NHLBI-supported researchers are reporting that COVID-19 triggers the production of certain autoimmune antibodies in the blood and that these antibodies are the culprit behind the formation of potentially life-threating blood clots in people hospitalized with the disease. Targeting these antibodies could lead to new treatments for COVID, they say. The study appears in Science Translational Medicine. The study was featured as the cover story of the Nov. 18 issue of the journal.
In the study, the researchers found about half of the patients who were very sick with COVID-19 were exhibiting a combination of high levels of both the dangerous antibodies and super-activated neutrophils, which are destructive, exploding white blood cells. Previously, the team was the first to report that patients hospitalized for severe COVID-19 had higher levels of neutrophil extracellular traps in their blood. These extracellular traps, also called Neutrophil Extracellular Traps or NETs, are sticky substances that are associated with increased blood clotting. To learn more, they studied the explosive neutrophils and the COVID-19 antibodies together in mouse models to see if this could be the dangerous combination behind the clots.

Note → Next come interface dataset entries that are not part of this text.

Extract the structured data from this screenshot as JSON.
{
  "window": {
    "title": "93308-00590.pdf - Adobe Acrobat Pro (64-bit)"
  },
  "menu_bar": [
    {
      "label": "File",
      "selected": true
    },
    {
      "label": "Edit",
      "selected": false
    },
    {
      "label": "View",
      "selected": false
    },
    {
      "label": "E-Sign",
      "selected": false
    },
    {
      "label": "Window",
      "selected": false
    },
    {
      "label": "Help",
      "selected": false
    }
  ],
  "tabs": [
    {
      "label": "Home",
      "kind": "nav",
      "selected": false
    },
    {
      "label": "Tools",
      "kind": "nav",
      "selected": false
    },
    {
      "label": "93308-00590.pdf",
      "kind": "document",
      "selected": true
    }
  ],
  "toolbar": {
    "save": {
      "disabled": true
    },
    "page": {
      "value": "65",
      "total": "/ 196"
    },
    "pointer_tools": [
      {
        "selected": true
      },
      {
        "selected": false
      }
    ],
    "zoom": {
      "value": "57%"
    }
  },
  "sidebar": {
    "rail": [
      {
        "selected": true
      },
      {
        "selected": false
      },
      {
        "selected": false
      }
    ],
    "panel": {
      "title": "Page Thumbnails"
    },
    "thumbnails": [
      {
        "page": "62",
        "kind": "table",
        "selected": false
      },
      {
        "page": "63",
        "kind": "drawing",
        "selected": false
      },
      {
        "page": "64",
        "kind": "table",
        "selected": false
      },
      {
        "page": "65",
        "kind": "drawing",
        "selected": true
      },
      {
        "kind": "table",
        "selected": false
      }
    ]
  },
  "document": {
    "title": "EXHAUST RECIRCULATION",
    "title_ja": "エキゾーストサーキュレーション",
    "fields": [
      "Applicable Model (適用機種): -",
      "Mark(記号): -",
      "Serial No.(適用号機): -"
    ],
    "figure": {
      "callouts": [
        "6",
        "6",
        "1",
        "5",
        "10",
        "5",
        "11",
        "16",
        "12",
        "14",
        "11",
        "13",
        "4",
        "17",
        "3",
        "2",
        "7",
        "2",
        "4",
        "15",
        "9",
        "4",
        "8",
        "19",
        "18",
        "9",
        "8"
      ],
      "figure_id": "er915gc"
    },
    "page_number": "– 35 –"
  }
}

“Antibodies from patients with active COVID-19 infection created a striking amount of clotting in animals - some of the worst clotting we’ve ever seen,” said co-corresponding author Yogen Kanthi, M.D., an assistant professor at the Michigan Medicine Frankel Cardiovascular Center and a Lasker Investigator at the NHLBI, where he also serves as chief of the Laboratory of Vascular Thrombosis and Inflammation. “We’ve discovered a new mechanism by which patients with COVID-19 may develop blood clots.”